REQUIREMENT:
The listing below should be reproduced precisely, except for its images.
== PROVIDED DATA
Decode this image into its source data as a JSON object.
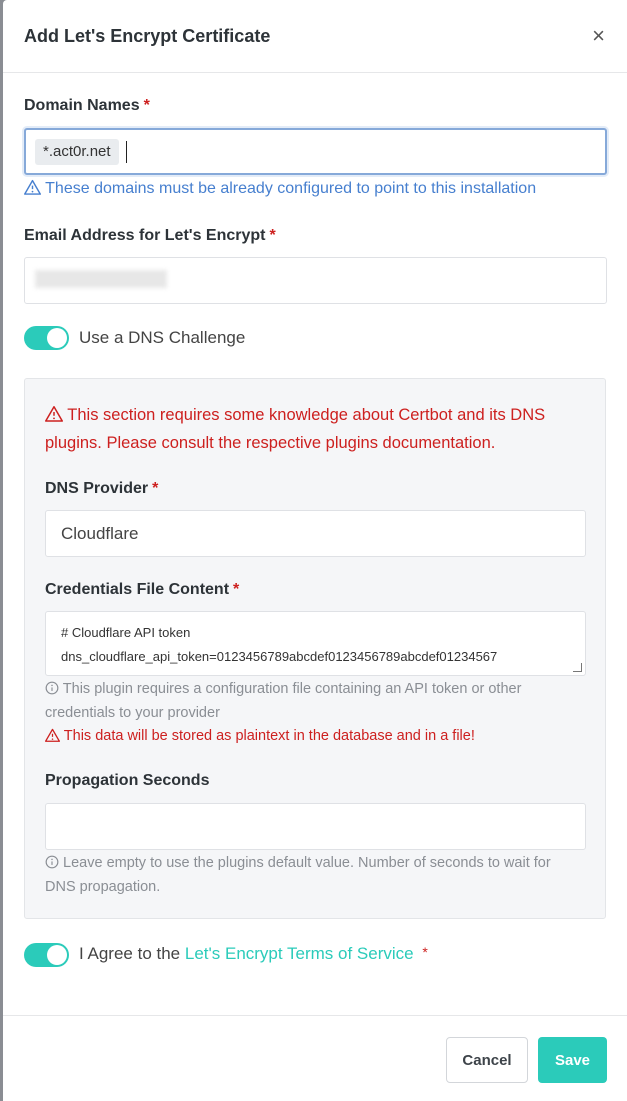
{
  "modal": {
    "title": "Add Let's Encrypt Certificate",
    "close": "×"
  },
  "domain": {
    "label": "Domain Names",
    "required": "*",
    "chip": "*.act0r.net",
    "hint": "These domains must be already configured to point to this installation"
  },
  "email": {
    "label": "Email Address for Let's Encrypt",
    "required": "*"
  },
  "dns_toggle": {
    "label": "Use a DNS Challenge",
    "on": true
  },
  "dns": {
    "warning": "This section requires some knowledge about Certbot and its DNS plugins. Please consult the respective plugins documentation.",
    "provider_label": "DNS Provider",
    "provider_required": "*",
    "provider_value": "Cloudflare",
    "credentials_label": "Credentials File Content",
    "credentials_required": "*",
    "credentials_line1": "# Cloudflare API token",
    "credentials_line2": "dns_cloudflare_api_token=0123456789abcdef0123456789abcdef01234567",
    "credentials_info": "This plugin requires a configuration file containing an API token or other credentials to your provider",
    "credentials_warning": "This data will be stored as plaintext in the database and in a file!",
    "propagation_label": "Propagation Seconds",
    "propagation_value": "",
    "propagation_info": "Leave empty to use the plugins default value. Number of seconds to wait for DNS propagation."
  },
  "agree": {
    "prefix": "I Agree to the",
    "link": "Let's Encrypt Terms of Service",
    "required": "*",
    "on": true
  },
  "footer": {
    "cancel": "Cancel",
    "save": "Save"
  },
  "colors": {
    "accent": "#2bcbba",
    "danger": "#cd201f",
    "info": "#467fcf"
  }
}
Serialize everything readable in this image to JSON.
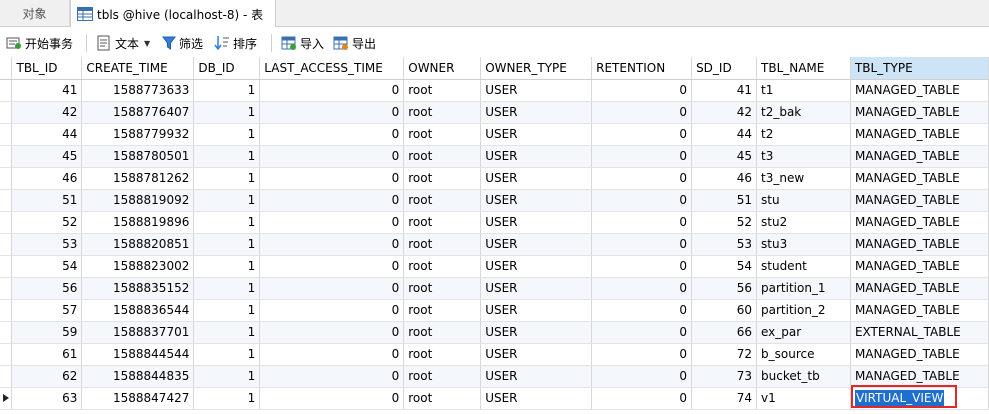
{
  "tabs": [
    {
      "label": "对象"
    },
    {
      "label": "tbls @hive (localhost-8) - 表"
    }
  ],
  "toolbar": {
    "begin_transaction": "开始事务",
    "text": "文本",
    "filter": "筛选",
    "sort": "排序",
    "import": "导入",
    "export": "导出"
  },
  "table": {
    "columns": [
      "TBL_ID",
      "CREATE_TIME",
      "DB_ID",
      "LAST_ACCESS_TIME",
      "OWNER",
      "OWNER_TYPE",
      "RETENTION",
      "SD_ID",
      "TBL_NAME",
      "TBL_TYPE"
    ],
    "selected_column": "TBL_TYPE",
    "rows": [
      [
        "41",
        "1588773633",
        "1",
        "0",
        "root",
        "USER",
        "0",
        "41",
        "t1",
        "MANAGED_TABLE"
      ],
      [
        "42",
        "1588776407",
        "1",
        "0",
        "root",
        "USER",
        "0",
        "42",
        "t2_bak",
        "MANAGED_TABLE"
      ],
      [
        "44",
        "1588779932",
        "1",
        "0",
        "root",
        "USER",
        "0",
        "44",
        "t2",
        "MANAGED_TABLE"
      ],
      [
        "45",
        "1588780501",
        "1",
        "0",
        "root",
        "USER",
        "0",
        "45",
        "t3",
        "MANAGED_TABLE"
      ],
      [
        "46",
        "1588781262",
        "1",
        "0",
        "root",
        "USER",
        "0",
        "46",
        "t3_new",
        "MANAGED_TABLE"
      ],
      [
        "51",
        "1588819092",
        "1",
        "0",
        "root",
        "USER",
        "0",
        "51",
        "stu",
        "MANAGED_TABLE"
      ],
      [
        "52",
        "1588819896",
        "1",
        "0",
        "root",
        "USER",
        "0",
        "52",
        "stu2",
        "MANAGED_TABLE"
      ],
      [
        "53",
        "1588820851",
        "1",
        "0",
        "root",
        "USER",
        "0",
        "53",
        "stu3",
        "MANAGED_TABLE"
      ],
      [
        "54",
        "1588823002",
        "1",
        "0",
        "root",
        "USER",
        "0",
        "54",
        "student",
        "MANAGED_TABLE"
      ],
      [
        "56",
        "1588835152",
        "1",
        "0",
        "root",
        "USER",
        "0",
        "56",
        "partition_1",
        "MANAGED_TABLE"
      ],
      [
        "57",
        "1588836544",
        "1",
        "0",
        "root",
        "USER",
        "0",
        "60",
        "partition_2",
        "MANAGED_TABLE"
      ],
      [
        "59",
        "1588837701",
        "1",
        "0",
        "root",
        "USER",
        "0",
        "66",
        "ex_par",
        "EXTERNAL_TABLE"
      ],
      [
        "61",
        "1588844544",
        "1",
        "0",
        "root",
        "USER",
        "0",
        "72",
        "b_source",
        "MANAGED_TABLE"
      ],
      [
        "62",
        "1588844835",
        "1",
        "0",
        "root",
        "USER",
        "0",
        "73",
        "bucket_tb",
        "MANAGED_TABLE"
      ],
      [
        "63",
        "1588847427",
        "1",
        "0",
        "root",
        "USER",
        "0",
        "74",
        "v1",
        "VIRTUAL_VIEW"
      ]
    ],
    "current_row": 14
  },
  "colors": {
    "selection": "#1f6fd1",
    "highlight_box": "#e02a2a",
    "header_selected": "#cde4f7"
  },
  "icons": [
    "table-icon",
    "begin-transaction-icon",
    "text-icon",
    "filter-icon",
    "sort-icon",
    "import-icon",
    "export-icon",
    "current-row-arrow-icon"
  ]
}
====
SOLVED PROBLEM:
Decode this image into its source data as a JSON object.
{
  "modal": {
    "title": "Add Let's Encrypt Certificate",
    "close": "×"
  },
  "domain": {
    "label": "Domain Names",
    "required": "*",
    "chip": "*.act0r.net",
    "hint": "These domains must be already configured to point to this installation"
  },
  "email": {
    "label": "Email Address for Let's Encrypt",
    "required": "*"
  },
  "dns_toggle": {
    "label": "Use a DNS Challenge",
    "on": true
  },
  "dns": {
    "warning": "This section requires some knowledge about Certbot and its DNS plugins. Please consult the respective plugins documentation.",
    "provider_label": "DNS Provider",
    "provider_required": "*",
    "provider_value": "Cloudflare",
    "credentials_label": "Credentials File Content",
    "credentials_required": "*",
    "credentials_line1": "# Cloudflare API token",
    "credentials_line2": "dns_cloudflare_api_token=0123456789abcdef0123456789abcdef01234567",
    "credentials_info": "This plugin requires a configuration file containing an API token or other credentials to your provider",
    "credentials_warning": "This data will be stored as plaintext in the database and in a file!",
    "propagation_label": "Propagation Seconds",
    "propagation_value": "",
    "propagation_info": "Leave empty to use the plugins default value. Number of seconds to wait for DNS propagation."
  },
  "agree": {
    "prefix": "I Agree to the",
    "link": "Let's Encrypt Terms of Service",
    "required": "*",
    "on": true
  },
  "footer": {
    "cancel": "Cancel",
    "save": "Save"
  },
  "colors": {
    "accent": "#2bcbba",
    "danger": "#cd201f",
    "info": "#467fcf"
  }
}
Serialize everything readable in this image to JSON.
{
  "tabs": [
    {
      "label": "对象"
    },
    {
      "label": "tbls @hive (localhost-8) - 表"
    }
  ],
  "toolbar": {
    "begin_transaction": "开始事务",
    "text": "文本",
    "filter": "筛选",
    "sort": "排序",
    "import": "导入",
    "export": "导出"
  },
  "table": {
    "columns": [
      "TBL_ID",
      "CREATE_TIME",
      "DB_ID",
      "LAST_ACCESS_TIME",
      "OWNER",
      "OWNER_TYPE",
      "RETENTION",
      "SD_ID",
      "TBL_NAME",
      "TBL_TYPE"
    ],
    "selected_column": "TBL_TYPE",
    "rows": [
      [
        "41",
        "1588773633",
        "1",
        "0",
        "root",
        "USER",
        "0",
        "41",
        "t1",
        "MANAGED_TABLE"
      ],
      [
        "42",
        "1588776407",
        "1",
        "0",
        "root",
        "USER",
        "0",
        "42",
        "t2_bak",
        "MANAGED_TABLE"
      ],
      [
        "44",
        "1588779932",
        "1",
        "0",
        "root",
        "USER",
        "0",
        "44",
        "t2",
        "MANAGED_TABLE"
      ],
      [
        "45",
        "1588780501",
        "1",
        "0",
        "root",
        "USER",
        "0",
        "45",
        "t3",
        "MANAGED_TABLE"
      ],
      [
        "46",
        "1588781262",
        "1",
        "0",
        "root",
        "USER",
        "0",
        "46",
        "t3_new",
        "MANAGED_TABLE"
      ],
      [
        "51",
        "1588819092",
        "1",
        "0",
        "root",
        "USER",
        "0",
        "51",
        "stu",
        "MANAGED_TABLE"
      ],
      [
        "52",
        "1588819896",
        "1",
        "0",
        "root",
        "USER",
        "0",
        "52",
        "stu2",
        "MANAGED_TABLE"
      ],
      [
        "53",
        "1588820851",
        "1",
        "0",
        "root",
        "USER",
        "0",
        "53",
        "stu3",
        "MANAGED_TABLE"
      ],
      [
        "54",
        "1588823002",
        "1",
        "0",
        "root",
        "USER",
        "0",
        "54",
        "student",
        "MANAGED_TABLE"
      ],
      [
        "56",
        "1588835152",
        "1",
        "0",
        "root",
        "USER",
        "0",
        "56",
        "partition_1",
        "MANAGED_TABLE"
      ],
      [
        "57",
        "1588836544",
        "1",
        "0",
        "root",
        "USER",
        "0",
        "60",
        "partition_2",
        "MANAGED_TABLE"
      ],
      [
        "59",
        "1588837701",
        "1",
        "0",
        "root",
        "USER",
        "0",
        "66",
        "ex_par",
        "EXTERNAL_TABLE"
      ],
      [
        "61",
        "1588844544",
        "1",
        "0",
        "root",
        "USER",
        "0",
        "72",
        "b_source",
        "MANAGED_TABLE"
      ],
      [
        "62",
        "1588844835",
        "1",
        "0",
        "root",
        "USER",
        "0",
        "73",
        "bucket_tb",
        "MANAGED_TABLE"
      ],
      [
        "63",
        "1588847427",
        "1",
        "0",
        "root",
        "USER",
        "0",
        "74",
        "v1",
        "VIRTUAL_VIEW"
      ]
    ],
    "current_row": 14
  },
  "colors": {
    "selection": "#1f6fd1",
    "highlight_box": "#e02a2a",
    "header_selected": "#cde4f7"
  },
  "icons": [
    "table-icon",
    "begin-transaction-icon",
    "text-icon",
    "filter-icon",
    "sort-icon",
    "import-icon",
    "export-icon",
    "current-row-arrow-icon"
  ]
}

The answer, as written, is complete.